A dramatic increase in the number of natural disasters last year has sparked calls for more funding, cooperation and cost-efficiency from European Commission services.
A report by Munich Re, one of the world's largest insurance firms, says that 2010 saw 950 natural disasters – the second highest number since 1980 – and 295,000 people died as a result.
The fact that 90% of the disasters were weather-related provided "further indications of advancing climate change," the report warned.
Ferran Tarradellas, spokesman for International Cooperation, Humanitarian Aid and Crisis Response Commissioner Kristalina Georgieva, told EURACTIV that "since the 1970s, the number of disasters has increased around five-fold and our budget is indeed under pressure. If this trend continues, it will be under more pressure".
"If we are to continue to provide help in the same way, indeed we are going to have more budgetary needs. But this is also a call to be more cost effective in terms of the economic crisis," Tarradellas said.
Tarradellas highlighted the role that greater member-state coordination with the Commission and crisis prevention more generally could play in saving lives – and money.
"For instance," he said, "if we had known before the [Pakistan flood] disaster hit who had heavy pumping equipment, who had water purification systems, how many, where, and how fast they could be deployed, our response could have been even faster".

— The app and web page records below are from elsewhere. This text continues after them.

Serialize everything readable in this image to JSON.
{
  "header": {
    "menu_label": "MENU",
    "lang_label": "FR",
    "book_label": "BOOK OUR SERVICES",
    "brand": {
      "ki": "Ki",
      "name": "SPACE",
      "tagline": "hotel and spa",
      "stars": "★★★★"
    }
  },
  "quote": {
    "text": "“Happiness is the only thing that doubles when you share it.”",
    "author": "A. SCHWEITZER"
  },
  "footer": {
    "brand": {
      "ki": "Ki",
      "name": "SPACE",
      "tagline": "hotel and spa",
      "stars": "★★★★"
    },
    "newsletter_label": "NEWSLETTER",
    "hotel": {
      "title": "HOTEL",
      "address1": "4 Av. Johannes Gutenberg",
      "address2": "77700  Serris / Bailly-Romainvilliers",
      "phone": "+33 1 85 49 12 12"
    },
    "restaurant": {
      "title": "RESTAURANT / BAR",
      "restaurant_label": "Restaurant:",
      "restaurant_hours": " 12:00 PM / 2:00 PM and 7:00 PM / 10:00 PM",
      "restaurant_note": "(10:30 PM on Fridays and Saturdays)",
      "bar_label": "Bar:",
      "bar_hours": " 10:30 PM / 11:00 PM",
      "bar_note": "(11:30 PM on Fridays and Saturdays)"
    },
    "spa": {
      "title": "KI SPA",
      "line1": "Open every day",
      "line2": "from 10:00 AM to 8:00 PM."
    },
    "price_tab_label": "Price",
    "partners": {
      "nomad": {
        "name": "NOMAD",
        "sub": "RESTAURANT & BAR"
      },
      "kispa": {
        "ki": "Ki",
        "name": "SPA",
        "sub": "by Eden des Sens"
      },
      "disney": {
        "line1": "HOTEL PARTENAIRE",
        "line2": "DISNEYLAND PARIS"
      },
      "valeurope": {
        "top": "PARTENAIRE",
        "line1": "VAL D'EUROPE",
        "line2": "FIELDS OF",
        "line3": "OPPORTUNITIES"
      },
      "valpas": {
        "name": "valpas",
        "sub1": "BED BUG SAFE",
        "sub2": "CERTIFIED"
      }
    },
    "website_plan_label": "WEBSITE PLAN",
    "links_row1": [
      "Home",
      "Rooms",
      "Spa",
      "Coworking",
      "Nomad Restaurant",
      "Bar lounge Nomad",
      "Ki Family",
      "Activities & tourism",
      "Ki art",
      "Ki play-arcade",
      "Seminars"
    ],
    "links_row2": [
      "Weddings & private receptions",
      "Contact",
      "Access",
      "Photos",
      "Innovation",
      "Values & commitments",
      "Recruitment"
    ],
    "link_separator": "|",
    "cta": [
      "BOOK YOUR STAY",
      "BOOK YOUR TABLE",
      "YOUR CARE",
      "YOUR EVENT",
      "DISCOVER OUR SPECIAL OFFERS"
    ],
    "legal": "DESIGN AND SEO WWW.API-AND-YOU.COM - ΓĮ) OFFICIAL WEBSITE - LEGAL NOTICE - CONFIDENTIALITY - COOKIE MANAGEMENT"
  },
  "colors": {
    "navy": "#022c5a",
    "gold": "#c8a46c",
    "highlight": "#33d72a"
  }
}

"It's good to have better contingency plans for every kind of possible disaster. This is normally a member-state competence but if we share this information and coordinate exercises and make contingency plans, we can know which disasters we can respond to with what we have and where there are gaps that need to be filled."
Global losses from floods, heatwaves, earthquakes and hurricanes in 2010 reached €99 billion euros, of which just €28 billion euros was insured. In the EU, just one disaster, Storm Xynthia, a gale which hit France and Spain, caused €4.5bn of losses, € 2.3bn of which was insured.
Last year actually saw the second highest number of natural disasters in the last 30 years and it was only good luck that prevented one of the most severe hurricane seasons on record from wreaking terrible damage, as the storms mostly took place at sea.
But even so, 2010 was among the six most loss-intensive years since 1980 and Johanna Weber, the head of media relations at Munich Re, declined to rule out an effect on future European insurance premiums. "We have cycles in the reinsurance markets and they are renewed every year so of course they have to take into account long-term developments," she told EURACTIV.
According to Ferran Tarradellas, greater prevention measures could mitigate some of the worst costs in the long term.
"Money put into prevention pays off," he said. "This is the case with land development in flood-prone areas, construction standards in earthquake-prone areas, agricultural production in places that are becoming drier, and with forest fires."
"Taking measures could save a lot of money and lives but it is difficult to do in budgetary terms because you don't see the benefit of the investment until the disaster happens, just the cost. Of course you're then expected to be prepared but it's much cheaper to invest in preparedness than in response: much cheaper," he said.
Tarradellas noted that an earthquake in Chile last year measuring 8.2 on the richter scale claimed around 500 lives, while in Haiti a tremor measuring substantially less – 7.2 – killed 223,000 people, mainly due to the difference in the quality of buildings.